# The data

=== Section Start ===

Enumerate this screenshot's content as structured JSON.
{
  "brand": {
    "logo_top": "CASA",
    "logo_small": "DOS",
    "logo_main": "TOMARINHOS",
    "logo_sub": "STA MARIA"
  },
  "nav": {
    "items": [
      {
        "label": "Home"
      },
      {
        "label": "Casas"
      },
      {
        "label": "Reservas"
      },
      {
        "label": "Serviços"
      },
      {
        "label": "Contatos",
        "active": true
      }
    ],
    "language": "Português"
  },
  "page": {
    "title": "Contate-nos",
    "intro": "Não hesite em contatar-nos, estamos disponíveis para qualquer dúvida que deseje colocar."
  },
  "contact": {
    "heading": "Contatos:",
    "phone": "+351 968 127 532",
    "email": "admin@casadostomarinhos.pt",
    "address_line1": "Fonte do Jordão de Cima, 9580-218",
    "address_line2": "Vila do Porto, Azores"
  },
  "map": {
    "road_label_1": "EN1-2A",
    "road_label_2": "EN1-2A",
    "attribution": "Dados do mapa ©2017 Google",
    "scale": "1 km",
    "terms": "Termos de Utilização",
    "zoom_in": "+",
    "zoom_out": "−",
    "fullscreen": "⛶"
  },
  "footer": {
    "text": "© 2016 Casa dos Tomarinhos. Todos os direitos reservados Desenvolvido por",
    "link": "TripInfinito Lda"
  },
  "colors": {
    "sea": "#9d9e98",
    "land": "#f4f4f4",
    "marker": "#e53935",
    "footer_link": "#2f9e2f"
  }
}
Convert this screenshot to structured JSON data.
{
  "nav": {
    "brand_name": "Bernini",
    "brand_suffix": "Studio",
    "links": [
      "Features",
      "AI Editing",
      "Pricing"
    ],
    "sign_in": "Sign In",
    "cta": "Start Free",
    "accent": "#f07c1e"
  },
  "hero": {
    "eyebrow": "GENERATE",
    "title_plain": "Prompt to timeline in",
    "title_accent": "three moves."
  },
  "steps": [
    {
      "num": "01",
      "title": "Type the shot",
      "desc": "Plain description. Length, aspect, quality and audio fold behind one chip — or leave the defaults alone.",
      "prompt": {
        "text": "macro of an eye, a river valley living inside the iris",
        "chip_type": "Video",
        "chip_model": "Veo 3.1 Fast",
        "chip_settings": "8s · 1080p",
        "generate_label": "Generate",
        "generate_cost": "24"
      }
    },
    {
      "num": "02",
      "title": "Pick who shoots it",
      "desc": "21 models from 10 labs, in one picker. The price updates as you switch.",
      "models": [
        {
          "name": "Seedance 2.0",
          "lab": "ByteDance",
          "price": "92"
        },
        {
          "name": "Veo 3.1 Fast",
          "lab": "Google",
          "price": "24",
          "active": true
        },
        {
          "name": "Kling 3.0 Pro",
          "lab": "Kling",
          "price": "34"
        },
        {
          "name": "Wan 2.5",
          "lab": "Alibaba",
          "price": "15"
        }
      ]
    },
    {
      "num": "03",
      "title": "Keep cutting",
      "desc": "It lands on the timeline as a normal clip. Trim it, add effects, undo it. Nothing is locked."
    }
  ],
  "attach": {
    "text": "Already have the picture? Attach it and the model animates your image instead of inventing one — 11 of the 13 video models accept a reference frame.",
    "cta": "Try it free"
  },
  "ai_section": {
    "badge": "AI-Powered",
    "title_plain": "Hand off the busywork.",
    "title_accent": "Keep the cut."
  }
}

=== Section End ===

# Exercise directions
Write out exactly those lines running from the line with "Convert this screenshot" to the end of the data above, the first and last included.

# Result of this exercise
Convert this screenshot to structured JSON data.
{
  "nav": {
    "brand_name": "Bernini",
    "brand_suffix": "Studio",
    "links": [
      "Features",
      "AI Editing",
      "Pricing"
    ],
    "sign_in": "Sign In",
    "cta": "Start Free",
    "accent": "#f07c1e"
  },
  "hero": {
    "eyebrow": "GENERATE",
    "title_plain": "Prompt to timeline in",
    "title_accent": "three moves."
  },
  "steps": [
    {
      "num": "01",
      "title": "Type the shot",
      "desc": "Plain description. Length, aspect, quality and audio fold behind one chip — or leave the defaults alone.",
      "prompt": {
        "text": "macro of an eye, a river valley living inside the iris",
        "chip_type": "Video",
        "chip_model": "Veo 3.1 Fast",
        "chip_settings": "8s · 1080p",
        "generate_label": "Generate",
        "generate_cost": "24"
      }
    },
    {
      "num": "02",
      "title": "Pick who shoots it",
      "desc": "21 models from 10 labs, in one picker. The price updates as you switch.",
      "models": [
        {
          "name": "Seedance 2.0",
          "lab": "ByteDance",
          "price": "92"
        },
        {
          "name": "Veo 3.1 Fast",
          "lab": "Google",
          "price": "24",
          "active": true
        },
        {
          "name": "Kling 3.0 Pro",
          "lab": "Kling",
          "price": "34"
        },
        {
          "name": "Wan 2.5",
          "lab": "Alibaba",
          "price": "15"
        }
      ]
    },
    {
      "num": "03",
      "title": "Keep cutting",
      "desc": "It lands on the timeline as a normal clip. Trim it, add effects, undo it. Nothing is locked."
    }
  ],
  "attach": {
    "text": "Already have the picture? Attach it and the model animates your image instead of inventing one — 11 of the 13 video models accept a reference frame.",
    "cta": "Try it free"
  },
  "ai_section": {
    "badge": "AI-Powered",
    "title_plain": "Hand off the busywork.",
    "title_accent": "Keep the cut."
  }
}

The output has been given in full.